Thanks @Brad. I followed the link from @Caliga to the other thread, and am grateful for the work you did and the responses you elicited. I will follow Caliga’s suggestion and contact Purism support to see what they have to say about selling/shipping multiple modems, and report results back to this thread.


#29

Wow! That was a quick response from Purism (5 - 10 minutes).
@Caliga @Brad @deedend

My question:

If I wanted to order one Librem 5 phone with both swappable modems
(PLS8-E and PLS8-US) is that something you would ship and roughly how
much more would that cost than the phone with one modem?

Purism’s answer (more or less what I was expecting)

We do intend to offer the possibility for a user to purchase several
modems, but at this moment we do not have any details about their cost.

My interpretation is that it shows intent to make it possible to buy multiple modems, but they haven’t worked out the details yet, so can’t publicly commit to anything concrete.

For anyone who has/will pre-order - my guess is that if both modem variants are available when pre-orders start to ship and you let them know that want a second modem, they will give you a mechanism to order the second modem and ship it in the same parcel as the handset (Purism ship internationally for free, so it’s to their advantage to combine both into one parcel).

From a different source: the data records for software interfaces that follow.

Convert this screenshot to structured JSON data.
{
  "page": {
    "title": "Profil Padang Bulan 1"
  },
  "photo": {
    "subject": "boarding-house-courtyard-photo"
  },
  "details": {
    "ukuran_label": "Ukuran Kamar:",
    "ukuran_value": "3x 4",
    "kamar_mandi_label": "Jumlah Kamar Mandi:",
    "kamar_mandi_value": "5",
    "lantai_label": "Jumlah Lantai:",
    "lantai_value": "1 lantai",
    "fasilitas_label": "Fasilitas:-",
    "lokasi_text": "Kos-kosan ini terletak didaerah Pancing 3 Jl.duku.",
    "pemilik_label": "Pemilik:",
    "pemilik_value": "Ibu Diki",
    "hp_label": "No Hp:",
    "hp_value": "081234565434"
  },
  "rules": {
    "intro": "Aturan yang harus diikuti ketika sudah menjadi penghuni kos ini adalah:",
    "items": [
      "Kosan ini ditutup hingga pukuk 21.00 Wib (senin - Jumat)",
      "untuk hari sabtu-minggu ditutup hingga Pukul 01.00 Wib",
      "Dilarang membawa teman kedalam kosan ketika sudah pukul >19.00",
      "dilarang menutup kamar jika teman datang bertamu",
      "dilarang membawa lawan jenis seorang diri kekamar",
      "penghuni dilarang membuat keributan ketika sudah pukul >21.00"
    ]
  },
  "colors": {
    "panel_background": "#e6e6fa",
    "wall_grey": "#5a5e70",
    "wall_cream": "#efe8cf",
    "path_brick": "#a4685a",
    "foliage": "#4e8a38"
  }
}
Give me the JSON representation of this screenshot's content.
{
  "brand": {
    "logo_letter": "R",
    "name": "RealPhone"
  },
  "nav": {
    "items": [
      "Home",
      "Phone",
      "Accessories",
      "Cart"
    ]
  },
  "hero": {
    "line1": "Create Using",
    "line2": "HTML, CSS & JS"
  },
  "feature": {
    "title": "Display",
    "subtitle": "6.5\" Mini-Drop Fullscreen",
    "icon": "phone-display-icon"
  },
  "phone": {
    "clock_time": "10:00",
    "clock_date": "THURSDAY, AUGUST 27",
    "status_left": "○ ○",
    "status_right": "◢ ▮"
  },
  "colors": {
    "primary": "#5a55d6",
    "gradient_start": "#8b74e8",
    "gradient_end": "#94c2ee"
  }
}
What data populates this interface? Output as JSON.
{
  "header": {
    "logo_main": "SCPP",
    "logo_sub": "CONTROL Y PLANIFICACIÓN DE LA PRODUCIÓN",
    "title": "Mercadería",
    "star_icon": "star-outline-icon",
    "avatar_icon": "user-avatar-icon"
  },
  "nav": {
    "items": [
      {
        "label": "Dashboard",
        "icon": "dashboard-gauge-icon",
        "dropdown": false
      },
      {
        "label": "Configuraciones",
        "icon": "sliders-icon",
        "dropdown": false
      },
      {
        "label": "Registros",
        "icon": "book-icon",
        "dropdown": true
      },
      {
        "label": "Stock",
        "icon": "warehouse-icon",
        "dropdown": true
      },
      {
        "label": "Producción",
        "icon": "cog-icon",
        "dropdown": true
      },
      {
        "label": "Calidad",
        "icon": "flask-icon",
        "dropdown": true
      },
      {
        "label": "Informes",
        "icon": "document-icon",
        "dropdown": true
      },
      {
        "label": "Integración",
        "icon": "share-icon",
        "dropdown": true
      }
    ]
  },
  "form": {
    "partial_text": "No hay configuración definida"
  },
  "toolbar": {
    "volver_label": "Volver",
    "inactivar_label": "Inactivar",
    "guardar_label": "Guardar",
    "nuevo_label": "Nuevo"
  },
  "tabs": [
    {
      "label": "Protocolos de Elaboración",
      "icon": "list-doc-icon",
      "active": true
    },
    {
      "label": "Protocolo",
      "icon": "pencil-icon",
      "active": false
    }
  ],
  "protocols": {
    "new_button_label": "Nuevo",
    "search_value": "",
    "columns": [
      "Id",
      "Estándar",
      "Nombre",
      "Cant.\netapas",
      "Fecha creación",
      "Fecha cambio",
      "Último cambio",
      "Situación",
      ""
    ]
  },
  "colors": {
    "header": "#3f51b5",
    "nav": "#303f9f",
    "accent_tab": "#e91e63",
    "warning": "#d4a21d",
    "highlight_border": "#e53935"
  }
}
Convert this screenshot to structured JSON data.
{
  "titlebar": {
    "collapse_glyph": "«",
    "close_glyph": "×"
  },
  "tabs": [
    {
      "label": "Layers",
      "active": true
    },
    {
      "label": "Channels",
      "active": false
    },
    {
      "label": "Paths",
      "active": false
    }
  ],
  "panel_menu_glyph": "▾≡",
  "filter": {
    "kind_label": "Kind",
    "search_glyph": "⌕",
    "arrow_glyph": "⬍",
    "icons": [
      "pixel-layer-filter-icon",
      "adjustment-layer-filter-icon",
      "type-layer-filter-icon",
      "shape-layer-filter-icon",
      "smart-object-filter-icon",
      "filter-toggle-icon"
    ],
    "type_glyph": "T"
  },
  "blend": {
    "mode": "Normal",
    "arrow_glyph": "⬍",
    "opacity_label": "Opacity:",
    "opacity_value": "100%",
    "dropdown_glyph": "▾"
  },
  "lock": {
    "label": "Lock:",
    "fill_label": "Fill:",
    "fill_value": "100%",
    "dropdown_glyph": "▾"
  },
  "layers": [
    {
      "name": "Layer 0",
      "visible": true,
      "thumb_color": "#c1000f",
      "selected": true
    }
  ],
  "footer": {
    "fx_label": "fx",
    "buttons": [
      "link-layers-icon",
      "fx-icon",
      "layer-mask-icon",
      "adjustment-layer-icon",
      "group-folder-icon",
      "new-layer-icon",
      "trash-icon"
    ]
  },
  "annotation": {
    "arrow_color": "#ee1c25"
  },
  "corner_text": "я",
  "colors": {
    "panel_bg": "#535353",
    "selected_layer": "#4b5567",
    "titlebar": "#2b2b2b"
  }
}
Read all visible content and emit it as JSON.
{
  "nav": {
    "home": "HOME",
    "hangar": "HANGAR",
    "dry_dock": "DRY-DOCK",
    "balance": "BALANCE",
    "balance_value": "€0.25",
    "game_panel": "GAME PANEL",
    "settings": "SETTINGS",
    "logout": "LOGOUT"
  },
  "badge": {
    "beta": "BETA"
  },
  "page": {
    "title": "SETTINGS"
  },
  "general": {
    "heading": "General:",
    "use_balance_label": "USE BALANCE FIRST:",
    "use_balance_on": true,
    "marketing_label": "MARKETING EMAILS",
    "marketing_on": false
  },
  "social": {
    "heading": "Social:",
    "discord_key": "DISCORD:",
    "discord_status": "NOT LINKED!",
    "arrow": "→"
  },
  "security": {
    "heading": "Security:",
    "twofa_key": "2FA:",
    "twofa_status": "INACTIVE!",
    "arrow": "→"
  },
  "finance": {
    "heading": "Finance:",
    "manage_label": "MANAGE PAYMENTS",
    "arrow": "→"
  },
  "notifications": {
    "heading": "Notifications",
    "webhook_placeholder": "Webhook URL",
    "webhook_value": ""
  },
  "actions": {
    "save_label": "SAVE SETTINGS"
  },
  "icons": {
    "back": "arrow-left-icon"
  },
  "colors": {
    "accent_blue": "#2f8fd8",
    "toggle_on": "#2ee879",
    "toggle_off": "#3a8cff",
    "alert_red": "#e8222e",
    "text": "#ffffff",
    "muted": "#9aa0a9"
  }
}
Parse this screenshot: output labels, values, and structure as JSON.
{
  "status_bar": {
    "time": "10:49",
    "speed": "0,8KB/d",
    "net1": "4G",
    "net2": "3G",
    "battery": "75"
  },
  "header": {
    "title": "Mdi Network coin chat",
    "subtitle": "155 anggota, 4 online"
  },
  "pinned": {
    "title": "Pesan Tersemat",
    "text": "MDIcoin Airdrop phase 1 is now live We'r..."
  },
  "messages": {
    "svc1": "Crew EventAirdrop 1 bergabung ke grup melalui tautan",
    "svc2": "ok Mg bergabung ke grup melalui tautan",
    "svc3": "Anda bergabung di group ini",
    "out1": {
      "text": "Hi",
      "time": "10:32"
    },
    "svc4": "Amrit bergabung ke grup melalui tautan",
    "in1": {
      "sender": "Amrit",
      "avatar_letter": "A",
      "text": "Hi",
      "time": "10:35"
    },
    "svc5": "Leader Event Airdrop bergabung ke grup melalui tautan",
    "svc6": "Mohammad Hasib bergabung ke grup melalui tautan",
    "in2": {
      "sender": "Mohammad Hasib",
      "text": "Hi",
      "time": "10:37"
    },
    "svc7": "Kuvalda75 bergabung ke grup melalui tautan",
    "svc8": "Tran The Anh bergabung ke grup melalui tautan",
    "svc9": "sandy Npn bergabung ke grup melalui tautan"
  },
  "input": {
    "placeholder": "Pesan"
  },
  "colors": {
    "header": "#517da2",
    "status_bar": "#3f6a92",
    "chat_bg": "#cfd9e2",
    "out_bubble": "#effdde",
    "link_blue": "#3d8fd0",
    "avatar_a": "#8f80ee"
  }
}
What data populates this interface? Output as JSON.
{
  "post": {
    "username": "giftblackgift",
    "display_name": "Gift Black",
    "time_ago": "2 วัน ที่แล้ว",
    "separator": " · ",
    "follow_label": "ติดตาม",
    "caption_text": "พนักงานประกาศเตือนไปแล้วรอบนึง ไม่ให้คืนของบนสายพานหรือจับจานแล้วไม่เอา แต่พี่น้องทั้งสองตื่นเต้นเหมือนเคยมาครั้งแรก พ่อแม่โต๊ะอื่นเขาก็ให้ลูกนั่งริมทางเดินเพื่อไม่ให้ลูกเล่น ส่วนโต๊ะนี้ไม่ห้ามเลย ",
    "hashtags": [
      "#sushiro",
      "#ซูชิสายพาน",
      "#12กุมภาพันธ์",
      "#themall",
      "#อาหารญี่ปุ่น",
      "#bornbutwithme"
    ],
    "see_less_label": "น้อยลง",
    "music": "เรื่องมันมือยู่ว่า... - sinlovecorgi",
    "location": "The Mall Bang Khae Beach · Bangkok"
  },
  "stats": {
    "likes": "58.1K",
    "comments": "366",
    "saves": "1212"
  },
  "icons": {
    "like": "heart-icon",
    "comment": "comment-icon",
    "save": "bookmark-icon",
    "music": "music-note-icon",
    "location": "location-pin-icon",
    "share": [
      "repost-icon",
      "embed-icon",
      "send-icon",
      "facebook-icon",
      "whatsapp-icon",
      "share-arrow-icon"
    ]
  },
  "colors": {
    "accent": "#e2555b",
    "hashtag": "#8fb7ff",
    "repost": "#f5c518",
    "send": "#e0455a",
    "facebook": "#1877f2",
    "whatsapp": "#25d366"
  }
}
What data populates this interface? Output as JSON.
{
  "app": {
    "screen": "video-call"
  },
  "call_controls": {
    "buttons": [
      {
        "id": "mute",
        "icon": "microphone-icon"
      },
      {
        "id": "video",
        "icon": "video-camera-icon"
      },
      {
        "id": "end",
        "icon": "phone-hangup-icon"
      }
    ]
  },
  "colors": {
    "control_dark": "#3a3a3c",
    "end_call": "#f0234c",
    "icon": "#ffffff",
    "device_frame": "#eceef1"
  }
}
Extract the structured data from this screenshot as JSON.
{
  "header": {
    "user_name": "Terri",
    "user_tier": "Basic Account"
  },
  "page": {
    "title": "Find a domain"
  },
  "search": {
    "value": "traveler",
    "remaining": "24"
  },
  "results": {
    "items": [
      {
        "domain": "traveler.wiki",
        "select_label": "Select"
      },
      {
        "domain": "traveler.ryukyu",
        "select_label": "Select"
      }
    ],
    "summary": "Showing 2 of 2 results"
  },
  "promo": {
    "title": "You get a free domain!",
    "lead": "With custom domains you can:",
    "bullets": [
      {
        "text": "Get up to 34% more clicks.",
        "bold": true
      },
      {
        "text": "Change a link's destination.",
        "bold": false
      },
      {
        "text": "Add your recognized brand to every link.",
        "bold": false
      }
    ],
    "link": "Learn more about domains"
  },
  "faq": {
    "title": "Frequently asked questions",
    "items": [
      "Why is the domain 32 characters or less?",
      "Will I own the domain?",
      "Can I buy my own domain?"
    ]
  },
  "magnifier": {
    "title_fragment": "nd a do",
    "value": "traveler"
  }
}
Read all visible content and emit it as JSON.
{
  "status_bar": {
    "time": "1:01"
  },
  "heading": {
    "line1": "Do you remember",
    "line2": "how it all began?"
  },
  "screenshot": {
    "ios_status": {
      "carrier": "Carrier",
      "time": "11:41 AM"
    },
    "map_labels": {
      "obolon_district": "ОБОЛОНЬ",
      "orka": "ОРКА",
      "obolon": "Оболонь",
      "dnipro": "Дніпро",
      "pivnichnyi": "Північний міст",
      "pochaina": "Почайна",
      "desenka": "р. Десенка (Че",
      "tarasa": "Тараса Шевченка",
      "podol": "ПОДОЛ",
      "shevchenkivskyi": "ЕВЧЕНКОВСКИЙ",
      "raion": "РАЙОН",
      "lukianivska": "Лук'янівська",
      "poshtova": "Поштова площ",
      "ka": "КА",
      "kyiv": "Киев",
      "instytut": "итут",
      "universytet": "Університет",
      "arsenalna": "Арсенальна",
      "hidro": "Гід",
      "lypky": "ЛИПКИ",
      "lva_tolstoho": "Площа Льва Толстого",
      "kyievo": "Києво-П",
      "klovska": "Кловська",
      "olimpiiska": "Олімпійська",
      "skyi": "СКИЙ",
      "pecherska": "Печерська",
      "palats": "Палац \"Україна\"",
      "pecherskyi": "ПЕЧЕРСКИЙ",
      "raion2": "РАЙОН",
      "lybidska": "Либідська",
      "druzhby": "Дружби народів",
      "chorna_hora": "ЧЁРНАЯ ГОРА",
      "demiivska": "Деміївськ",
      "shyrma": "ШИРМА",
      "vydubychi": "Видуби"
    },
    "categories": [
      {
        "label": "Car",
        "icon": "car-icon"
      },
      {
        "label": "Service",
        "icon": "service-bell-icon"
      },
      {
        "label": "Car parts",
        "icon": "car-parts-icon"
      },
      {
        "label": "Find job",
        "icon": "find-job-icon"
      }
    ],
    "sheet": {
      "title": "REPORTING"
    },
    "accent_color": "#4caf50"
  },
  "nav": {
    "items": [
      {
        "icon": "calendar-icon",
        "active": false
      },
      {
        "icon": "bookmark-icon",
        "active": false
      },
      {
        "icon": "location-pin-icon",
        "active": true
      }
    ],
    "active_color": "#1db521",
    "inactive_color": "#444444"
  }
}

Personally, like some of the other folks here, I will probably wait and see. This is about twice the price of my current phone. I support the philosophy behind Librem 5, but I would be pretty aggravated to pay twice the price and get less satisfactory performance than my current phone on my most common use cases.